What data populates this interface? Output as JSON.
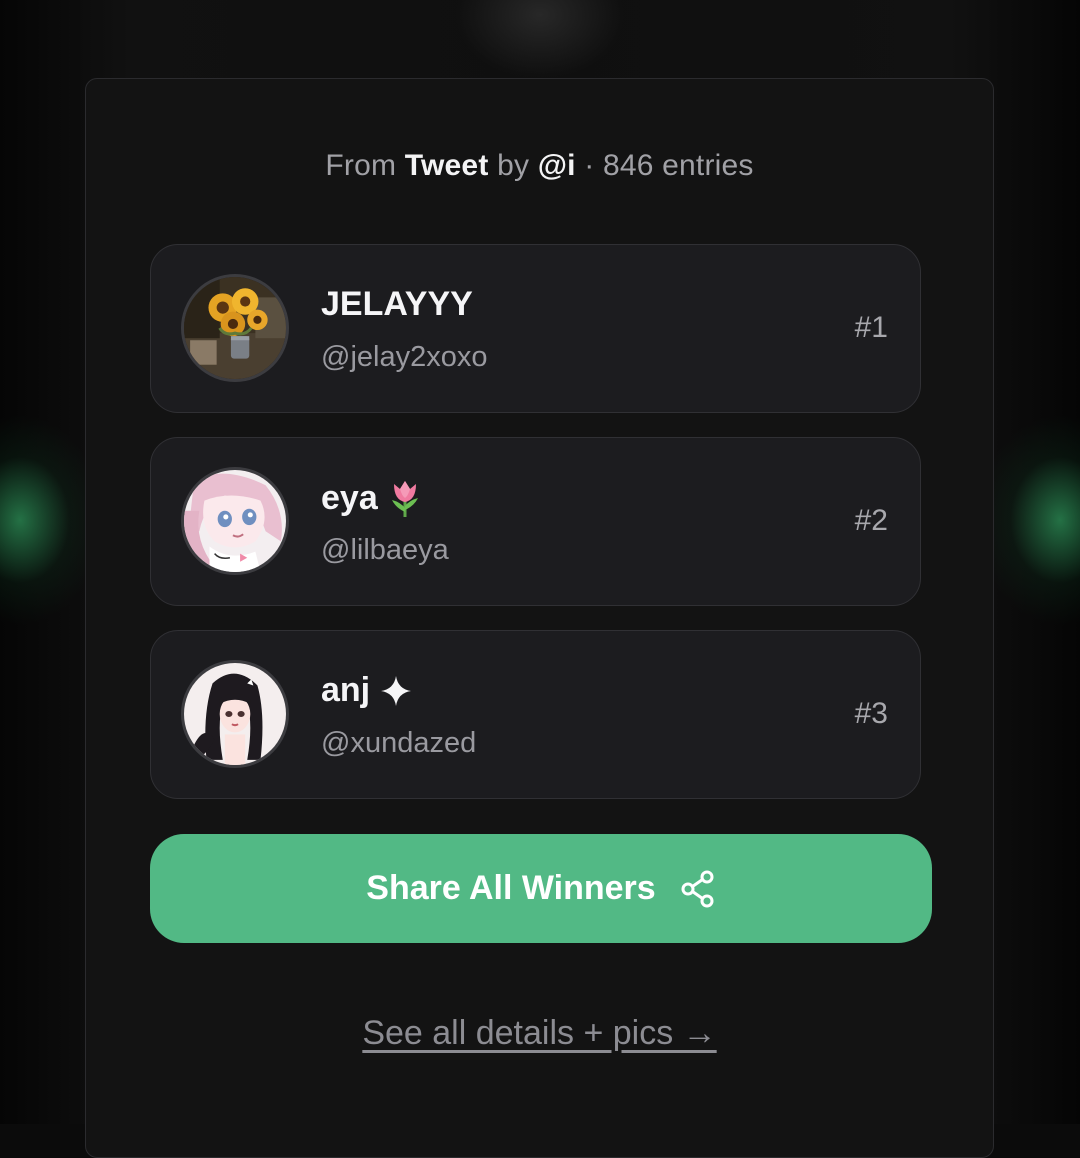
{
  "header": {
    "prefix": "From",
    "source": "Tweet",
    "by": "by",
    "author": "@i",
    "entries": "· 846 entries"
  },
  "winners": [
    {
      "name": "JELAYYY",
      "handle": "@jelay2xoxo",
      "rank": "#1",
      "avatar": "sunflower-photo"
    },
    {
      "name": "eya",
      "name_emoji": "tulip",
      "handle": "@lilbaeya",
      "rank": "#2",
      "avatar": "anime-girl-pink-hair"
    },
    {
      "name": "anj",
      "name_emoji": "sparkle",
      "handle": "@xundazed",
      "rank": "#3",
      "avatar": "anime-girl-dark-hair"
    }
  ],
  "actions": {
    "share_label": "Share All Winners",
    "details_label": "See all details + pics →"
  },
  "colors": {
    "accent": "#52b985",
    "card_bg": "#1c1c1f",
    "page_bg": "#131313"
  }
}
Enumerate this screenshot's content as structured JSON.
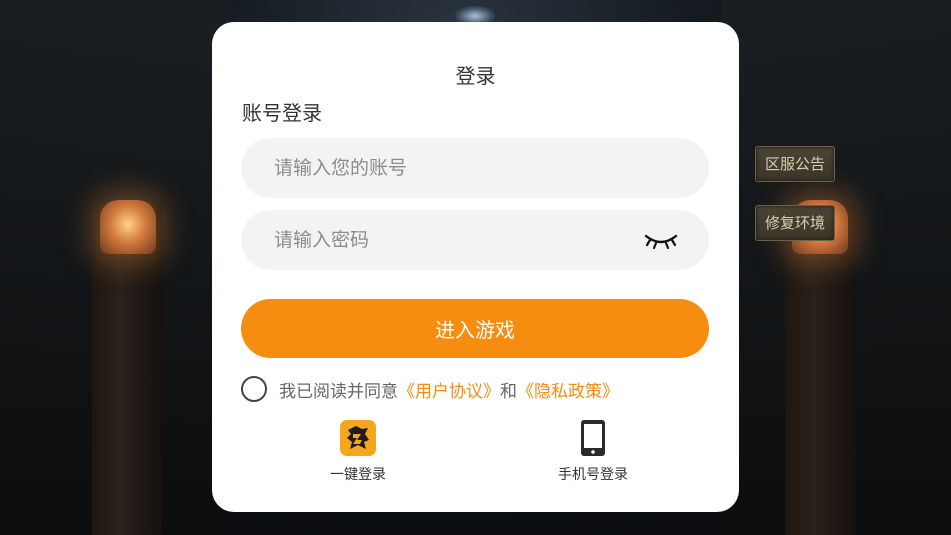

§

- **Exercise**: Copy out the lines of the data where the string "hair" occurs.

- **Reply to the task**:
      "avatar": "anime-girl-pink-hair"
      "avatar": "anime-girl-dark-hair"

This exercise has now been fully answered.